So when Orlando, 50, needed a kidney transplant, his wife, Betty, stepped up to donate. Unfortunately, Orlando and Betty’s blood types did not match. So the staff at Our Lady of Lourdes Medical Center—the only organ transplant facility in South Jersey—entered them into a nationwide pool of other incompatible donors and recipients maintained by the National Kidney Registry.
On July 24, the Camden couple participated in a donor chain involving 20 people and 10 hospitals from coast to coast. Orlando received a new kidney from a donor in California, while Betty donated her organ to a patient at a hospital in central Pennsylvania. Lourdes transplant surgeons John Radomski, MD, and Ely Sebastian, MD, performed the surgeries.

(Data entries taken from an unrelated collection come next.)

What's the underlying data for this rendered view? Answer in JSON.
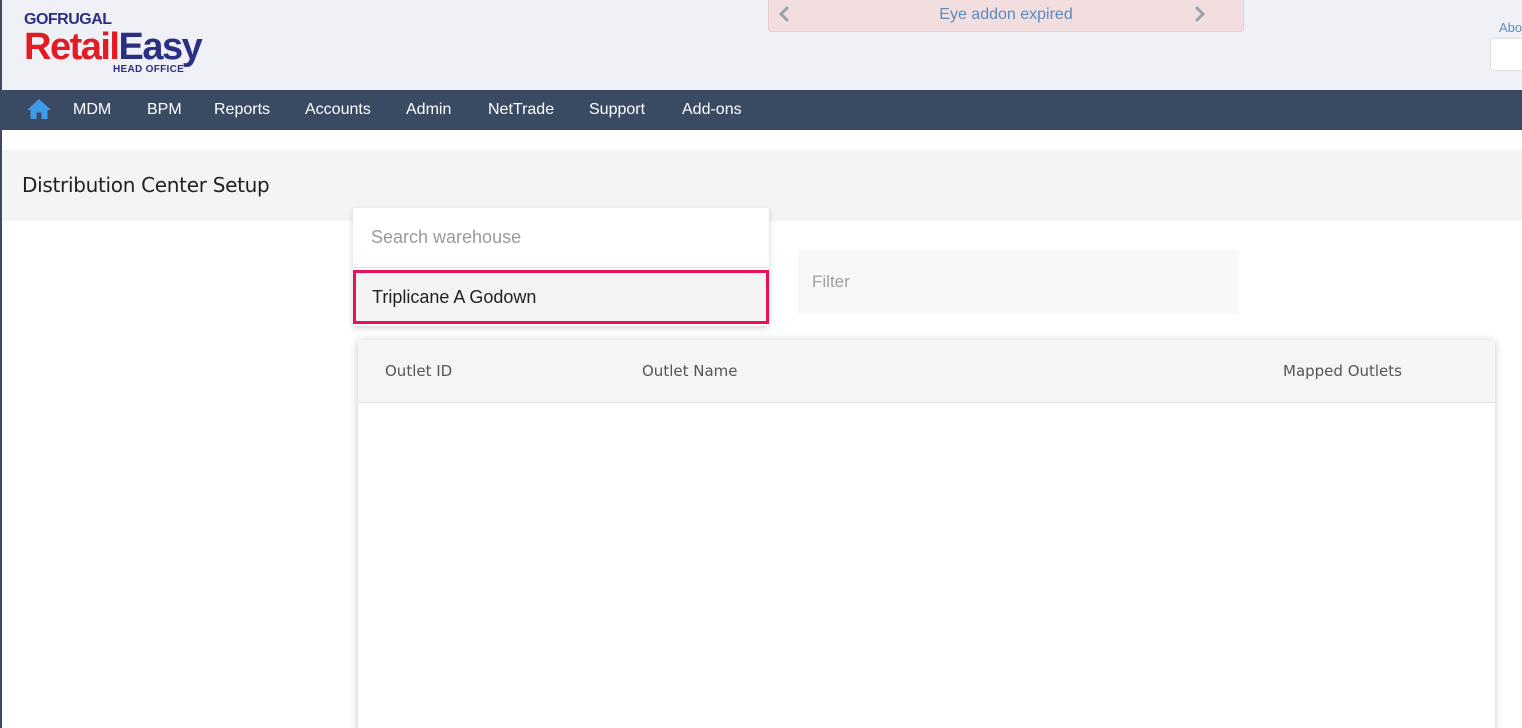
{
  "logo": {
    "brand": "GOFRUGAL",
    "product_part1": "Retail",
    "product_part2": "Easy",
    "edition": "HEAD OFFICE"
  },
  "alert": {
    "message": "Eye addon expired",
    "prev_icon": "chevron-left-icon",
    "next_icon": "chevron-right-icon"
  },
  "header": {
    "about_link": "Abo"
  },
  "nav": {
    "home_icon": "home-icon",
    "items": [
      "MDM",
      "BPM",
      "Reports",
      "Accounts",
      "Admin",
      "NetTrade",
      "Support",
      "Add-ons"
    ]
  },
  "page": {
    "title": "Distribution Center Setup"
  },
  "warehouse_dropdown": {
    "search_placeholder": "Search warehouse",
    "options": [
      "Triplicane A Godown"
    ]
  },
  "filter": {
    "placeholder": "Filter"
  },
  "table": {
    "columns": [
      "Outlet ID",
      "Outlet Name",
      "Mapped Outlets"
    ],
    "rows": []
  },
  "colors": {
    "navbar": "#3b4a63",
    "brand_red": "#e31b23",
    "brand_blue": "#2b2f82",
    "highlight_border": "#e8115a",
    "alert_bg": "#f2dede",
    "alert_text": "#5b8bc1",
    "home_icon": "#3d9be9"
  }
}
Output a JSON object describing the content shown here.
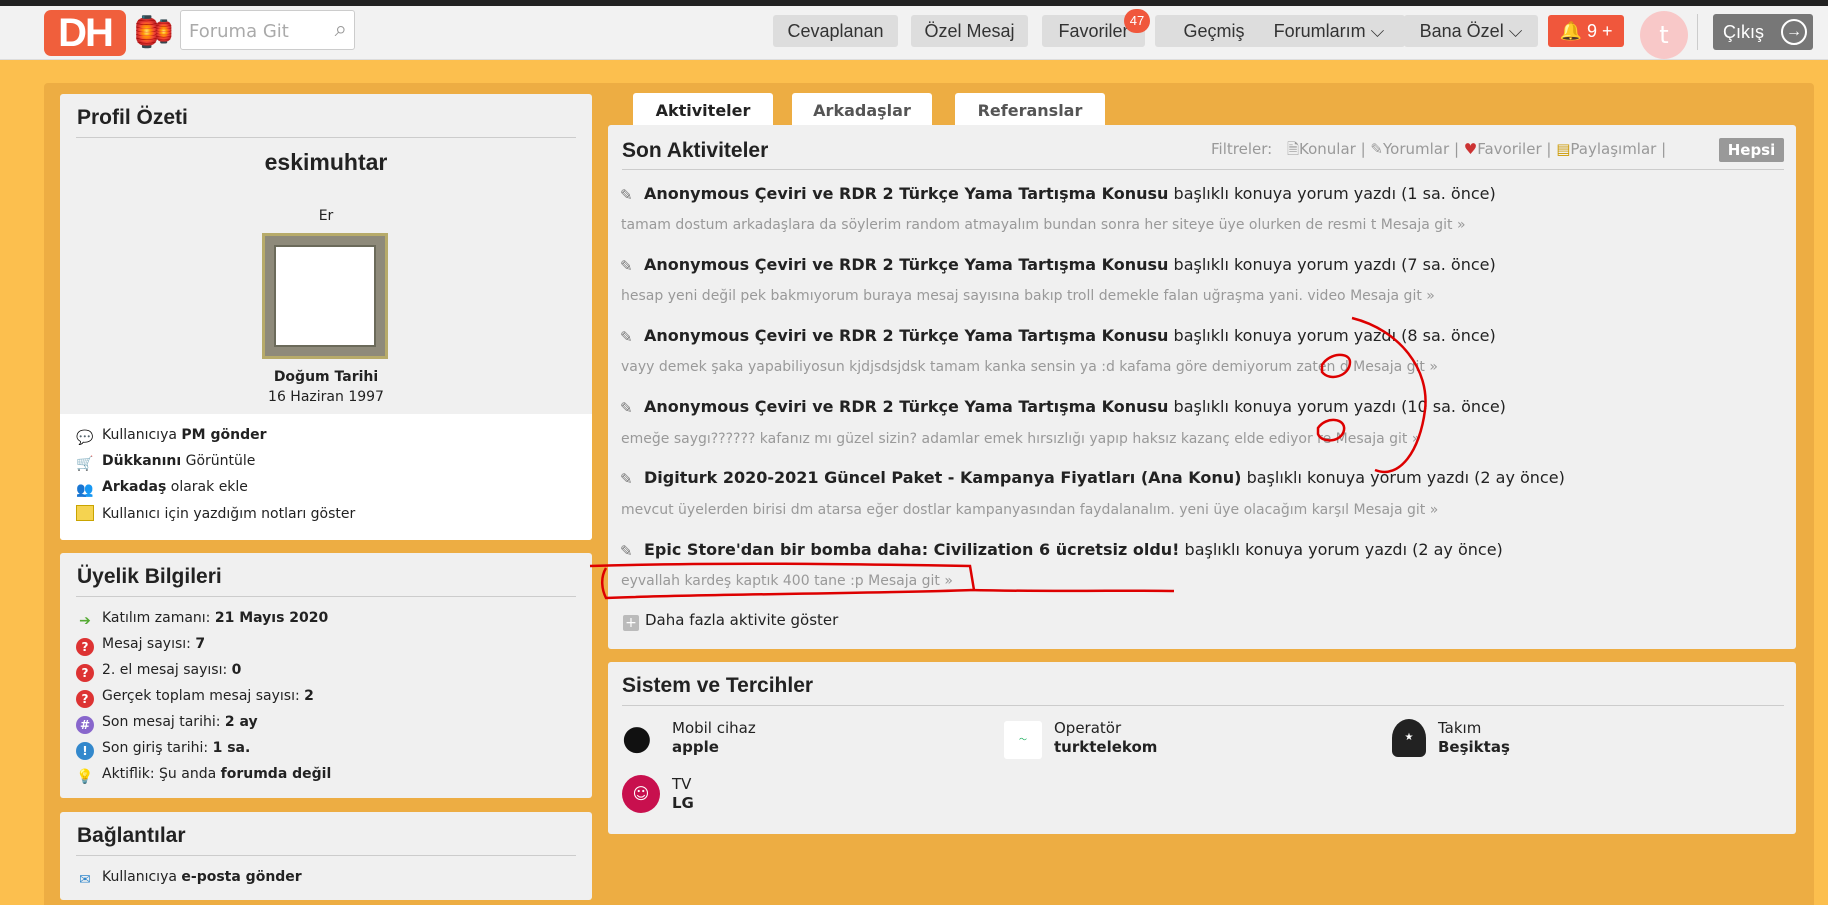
{
  "header": {
    "logo_text": "DH",
    "search_placeholder": "Foruma Git",
    "nav": [
      "Cevaplanan",
      "Özel Mesaj",
      "Favoriler",
      "Geçmiş",
      "Forumlarım ⌵",
      "Bana Özel ⌵"
    ],
    "favorites_badge": "47",
    "notifications": "🔔 9 +",
    "avatar_letter": "t",
    "logout_label": "Çıkış"
  },
  "profile": {
    "title": "Profil Özeti",
    "username": "eskimuhtar",
    "gender": "Er",
    "birth_label": "Doğum Tarihi",
    "birth_date": "16 Haziran 1997",
    "actions": [
      {
        "pre": "Kullanıcıya ",
        "bold": "PM gönder",
        "post": ""
      },
      {
        "pre": "",
        "bold": "Dükkanını",
        "post": " Görüntüle"
      },
      {
        "pre": "",
        "bold": "Arkadaş",
        "post": " olarak ekle"
      },
      {
        "pre": "Kullanıcı için yazdığım notları göster",
        "bold": "",
        "post": ""
      }
    ]
  },
  "membership": {
    "title": "Üyelik Bilgileri",
    "rows": [
      {
        "label": "Katılım zamanı: ",
        "value": "21 Mayıs 2020"
      },
      {
        "label": "Mesaj sayısı: ",
        "value": "7"
      },
      {
        "label": "2. el mesaj sayısı: ",
        "value": "0"
      },
      {
        "label": "Gerçek toplam mesaj sayısı: ",
        "value": "2"
      },
      {
        "label": "Son mesaj tarihi: ",
        "value": "2 ay"
      },
      {
        "label": "Son giriş tarihi: ",
        "value": "1 sa."
      },
      {
        "label": "Aktiflik: Şu anda ",
        "value": "forumda değil"
      }
    ]
  },
  "links": {
    "title": "Bağlantılar",
    "rows": [
      {
        "pre": "Kullanıcıya ",
        "bold": "e-posta gönder"
      }
    ]
  },
  "tabs": [
    "Aktiviteler",
    "Arkadaşlar",
    "Referanslar"
  ],
  "activities": {
    "title": "Son Aktiviteler",
    "filters_label": "Filtreler:",
    "filters": [
      "Konular",
      "Yorumlar",
      "Favoriler",
      "Paylaşımlar"
    ],
    "filter_all": "Hepsi",
    "items": [
      {
        "topic": "Anonymous Çeviri ve RDR 2 Türkçe Yama Tartışma Konusu",
        "suffix": " başlıklı konuya yorum yazdı (1 sa. önce)",
        "snippet": "tamam dostum arkadaşlara da söylerim random atmayalım bundan sonra her siteye üye olurken de resmi t Mesaja git »"
      },
      {
        "topic": "Anonymous Çeviri ve RDR 2 Türkçe Yama Tartışma Konusu",
        "suffix": " başlıklı konuya yorum yazdı (7 sa. önce)",
        "snippet": "hesap yeni değil pek bakmıyorum buraya mesaj sayısına bakıp troll demekle falan uğraşma yani. video Mesaja git »"
      },
      {
        "topic": "Anonymous Çeviri ve RDR 2 Türkçe Yama Tartışma Konusu",
        "suffix": " başlıklı konuya yorum yazdı (8 sa. önce)",
        "snippet": "vayy demek şaka yapabiliyosun kjdjsdsjdsk tamam kanka sensin ya :d kafama göre demiyorum zaten d Mesaja git »"
      },
      {
        "topic": "Anonymous Çeviri ve RDR 2 Türkçe Yama Tartışma Konusu",
        "suffix": " başlıklı konuya yorum yazdı (10 sa. önce)",
        "snippet": "emeğe saygı?????? kafanız mı güzel sizin? adamlar emek hırsızlığı yapıp haksız kazanç elde ediyor re Mesaja git »"
      },
      {
        "topic": "Digiturk 2020-2021 Güncel Paket - Kampanya Fiyatları (Ana Konu)",
        "suffix": " başlıklı konuya yorum yazdı (2 ay önce)",
        "snippet": "mevcut üyelerden birisi dm atarsa eğer dostlar kampanyasından faydalanalım. yeni üye olacağım karşıl Mesaja git »"
      },
      {
        "topic": "Epic Store'dan bir bomba daha: Civilization 6 ücretsiz oldu!",
        "suffix": " başlıklı konuya yorum yazdı (2 ay önce)",
        "snippet": "eyvallah kardeş kaptık 400 tane :p Mesaja git »"
      }
    ],
    "more": "Daha fazla aktivite göster"
  },
  "system": {
    "title": "Sistem ve Tercihler",
    "items": [
      {
        "label": "Mobil cihaz",
        "value": "apple",
        "icon": "apple-icon"
      },
      {
        "label": "Operatör",
        "value": "turktelekom",
        "icon": "turktelekom-logo"
      },
      {
        "label": "Takım",
        "value": "Beşiktaş",
        "icon": "besiktas-logo"
      },
      {
        "label": "TV",
        "value": "LG",
        "icon": "lg-logo"
      }
    ]
  },
  "colors": {
    "accent": "#f05f3c",
    "page_bg": "#fcbf4e",
    "content_bg": "#edad43",
    "annotation": "#dd0000"
  }
}
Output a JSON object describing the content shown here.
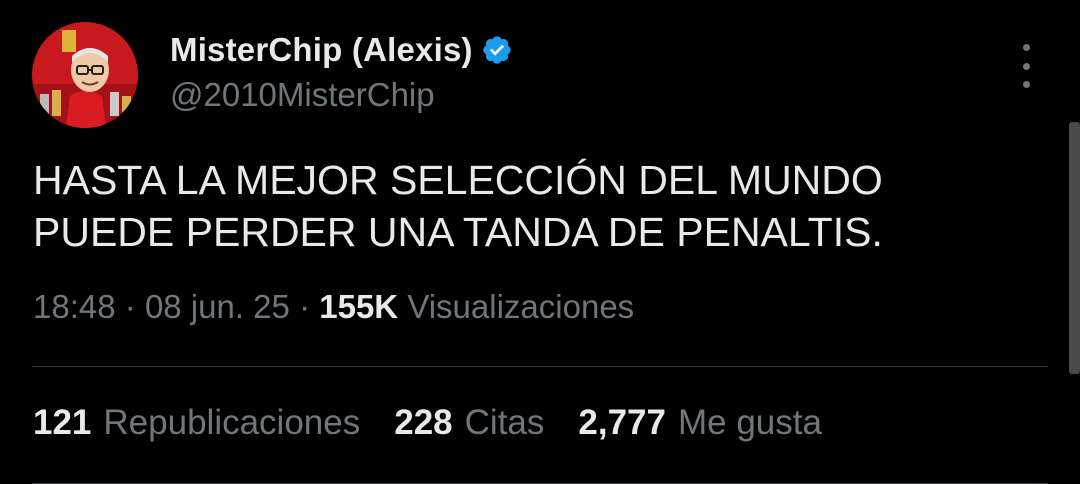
{
  "author": {
    "display_name": "MisterChip (Alexis)",
    "handle": "@2010MisterChip",
    "verified": true,
    "avatar_icon": "avatar-caricature-icon"
  },
  "tweet": {
    "lines": [
      "HASTA LA MEJOR SELECCIÓN DEL MUNDO",
      "PUEDE PERDER UNA TANDA DE PENALTIS."
    ],
    "time": "18:48",
    "separator": "·",
    "date": "08 jun. 25",
    "views_count": "155K",
    "views_label": "Visualizaciones"
  },
  "stats": {
    "reposts_count": "121",
    "reposts_label": "Republicaciones",
    "quotes_count": "228",
    "quotes_label": "Citas",
    "likes_count": "2,777",
    "likes_label": "Me gusta"
  },
  "colors": {
    "background": "#000000",
    "text_primary": "#e7e9ea",
    "text_secondary": "#71767b",
    "verified_badge": "#1d9bf0",
    "avatar_background": "#c8191e"
  },
  "icons": {
    "verified": "verified-badge-icon",
    "more": "more-vertical-icon"
  }
}
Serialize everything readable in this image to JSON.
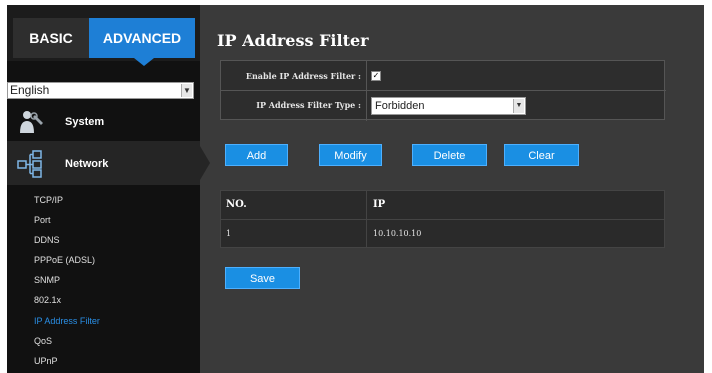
{
  "tabs": {
    "basic": "BASIC",
    "advanced": "ADVANCED"
  },
  "language": {
    "selected": "English"
  },
  "menu": {
    "system": "System",
    "network": "Network",
    "network_items": [
      "TCP/IP",
      "Port",
      "DDNS",
      "PPPoE (ADSL)",
      "SNMP",
      "802.1x",
      "IP Address Filter",
      "QoS",
      "UPnP"
    ],
    "active_item": "IP Address Filter"
  },
  "page": {
    "title": "IP Address Filter"
  },
  "form": {
    "enable_label": "Enable IP Address Filter :",
    "enable_checked": true,
    "type_label": "IP Address Filter Type :",
    "type_value": "Forbidden"
  },
  "buttons": {
    "add": "Add",
    "modify": "Modify",
    "delete": "Delete",
    "clear": "Clear",
    "save": "Save"
  },
  "table": {
    "headers": {
      "no": "NO.",
      "ip": "IP"
    },
    "rows": [
      {
        "no": "1",
        "ip": "10.10.10.10"
      }
    ]
  },
  "colors": {
    "accent": "#1a8fe3",
    "active_link": "#2a8fe6",
    "background": "#3a3a3a",
    "sidebar": "#111111"
  }
}
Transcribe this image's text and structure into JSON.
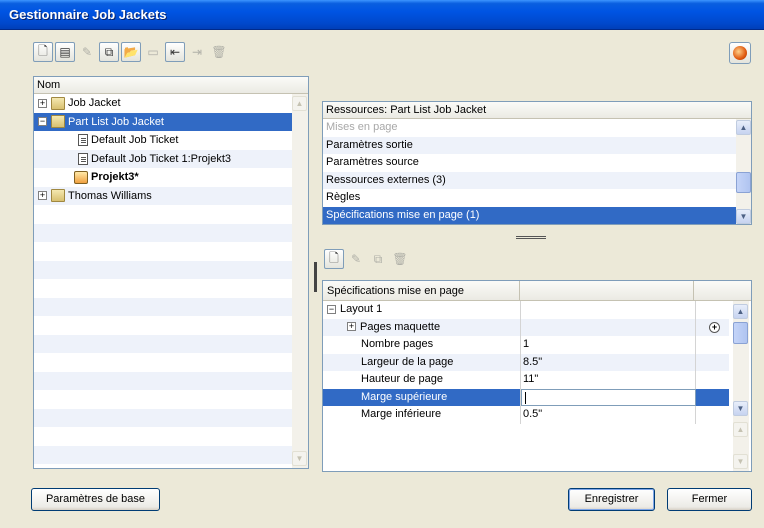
{
  "window": {
    "title": "Gestionnaire Job Jackets"
  },
  "toolbar_top": {
    "buttons": [
      "new-job-jacket-icon",
      "new-job-ticket-icon",
      "edit-icon",
      "duplicate-icon",
      "open-icon",
      "open-disabled-icon",
      "import-icon",
      "export-icon",
      "delete-icon"
    ]
  },
  "tree": {
    "header": "Nom",
    "items": [
      {
        "label": "Job Jacket",
        "expander": "+"
      },
      {
        "label": "Part List Job Jacket",
        "expander": "−"
      },
      {
        "label": "Default Job Ticket"
      },
      {
        "label": "Default Job Ticket 1:Projekt3"
      },
      {
        "label": "Projekt3*"
      },
      {
        "label": "Thomas Williams",
        "expander": "+"
      }
    ]
  },
  "resources": {
    "header": "Ressources: Part List Job Jacket",
    "items": [
      "Mises en page",
      "Paramètres sortie",
      "Paramètres source",
      "Ressources externes (3)",
      "Règles",
      "Spécifications mise en page (1)"
    ]
  },
  "spec": {
    "header": "Spécifications mise en page",
    "rows": [
      {
        "label": "Layout 1",
        "value": "",
        "expander": "−"
      },
      {
        "label": "Pages maquette",
        "value": "",
        "expander": "+"
      },
      {
        "label": "Nombre pages",
        "value": "1"
      },
      {
        "label": "Largeur de la page",
        "value": "8.5\""
      },
      {
        "label": "Hauteur de page",
        "value": "11\""
      },
      {
        "label": "Marge supérieure",
        "value": ""
      },
      {
        "label": "Marge inférieure",
        "value": "0.5\""
      }
    ]
  },
  "buttons": {
    "base_settings": "Paramètres de base",
    "save": "Enregistrer",
    "close": "Fermer"
  }
}
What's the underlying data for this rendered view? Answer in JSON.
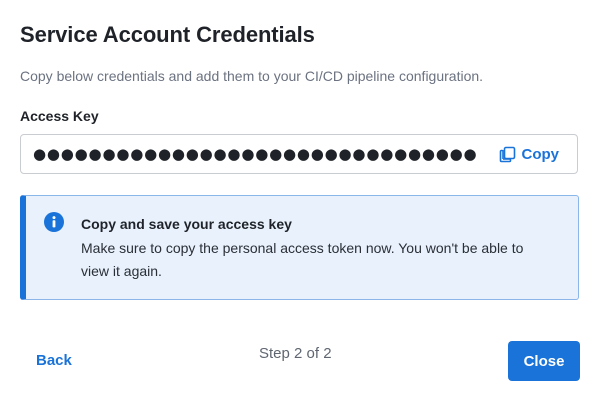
{
  "dialog": {
    "title": "Service Account Credentials",
    "subtitle": "Copy below credentials and add them to your CI/CD pipeline configuration."
  },
  "access_key": {
    "label": "Access Key",
    "masked_value": "●●●●●●●●●●●●●●●●●●●●●●●●●●●●●●●●",
    "copy_label": "Copy",
    "copy_icon": "copy-icon"
  },
  "alert": {
    "icon": "info-icon",
    "title": "Copy and save your access key",
    "message": "Make sure to copy the personal access token now. You won't be able to view it again."
  },
  "footer": {
    "back_label": "Back",
    "step_text": "Step 2 of 2",
    "close_label": "Close"
  },
  "colors": {
    "accent": "#1a73d9",
    "alert_background": "#e8f1fc",
    "alert_border": "#8ab6ea"
  }
}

Orlando, who suffers from diabetes and high blood pressure and had been on dialysis for 4½ years, was reluctant to have Betty donate.
“I didn’t want her to do it because I didn’t want anything to happen to her,” he said. But once the swap was planned, “I started to cry. I was so happy about it.”
“The longer you delay, the more damage it does to your organs,” said Betty, 37, as she recovered with her husband from the surgery. “I wasn’t compatible with him, but my kidney will be going to someone who is in the same situation. It’s like two people winning.”
Janine Vallen, a Lourdes transplant nephrology nurse practitioner, said the chain was challenging because five of the recipients had high antibody counts. Such high levels make it difficult for these individuals to find a donor because of an increased chance their bodies would reject the new organ.
“With entries such as our pair, it enabled these individuals to find a match and be transplanted. It was with the hard work, flexibility and dedication of everyone involved that allowed us to be a part of this chain,” said Vallen.
“It is an amazing feat that 10 pairs of patients were able to successfully donate and get transplanted within a period of 48 hours at centers across the country,” added transplant nephrologist Ari Chakravarty, MD, Medical Director of the Kidney and Pancreas Program at Lourdes. “With paired kidney exchange, patients no longer have to just keep waiting on the deceased donor list or keep hoping to find another living donor eventually. Working with the New Jersey Sharing Network and the National Kidney Registry, they can be matched with other living donors.”
More than 26 million Americans suffer from kidney disease. If your kidneys begin to fail and harmful waste builds up in your body, dialysis is necessary to clean your blood. A kidney transplant can replace the need for dialysis and give the recipient a new lease on life.
Nearly 97,000 people are waiting for a new kidney, yet fewer than 17,000 receive one each year. About 4,500 people die each year waiting, according to the United Network for Organ Sharing.
Kidneys may come from deceased or living donors. Living donors are preferred, said Vallen, as they are healthy individuals and the organs can last twice as long as those from deceased donors. Living donors can also speed up the transplant process; the waiting list for a deceased donor kidney can be more than five years.
Our Lady of Lourdes Medical Center participated in the first successful paired exchange kidney transplant in the Philadelphia region in 2010. Since then, the number of transplant chains has grown significantly. Last year, a chain involved 60 people at 17 hospitals and took four months to complete. The Gonzalezes chain, like many others, began with an altruistic donor—someone who wanted to donate a kidney but did not have a recipient in mind.
Betty Gonzalez, a mother of two teenagers who works at a Camden hospital, said many people are unaware of kidney disease.
“You always hear about breast cancer,” she said. “If people were more educated about kidney disease, they would consider donation.”
Orlando Gonzalez hopes to return to his jobs in medical transportation and in the maintenance department at the Cherry Hill Mall. Orlando will have more freedom to travel and enjoy life, but will need to manage his diabetes and hypertension, as well as have regular checkups at Lourdes. Still, his outlook is much better than if he had stayed on dialysis, noted Dr. Chakravarty.
“The Gonzalezes are heroes,” said Dr. Chakravarty. “Because they chose to participate, 10 people were able to get transplants. I encourage everyone to consider organ donation. There is no greater gift of life.”
Our Lady of Lourdes Medical Center is the only facility in southern New Jersey performing kidney, liver and pancreas transplants. To learn more about organ transplantation at Lourdes and the paired exchange program, visit http://www.lourdesnet.org or call 1-888-LOURDES (1-888-568-7337).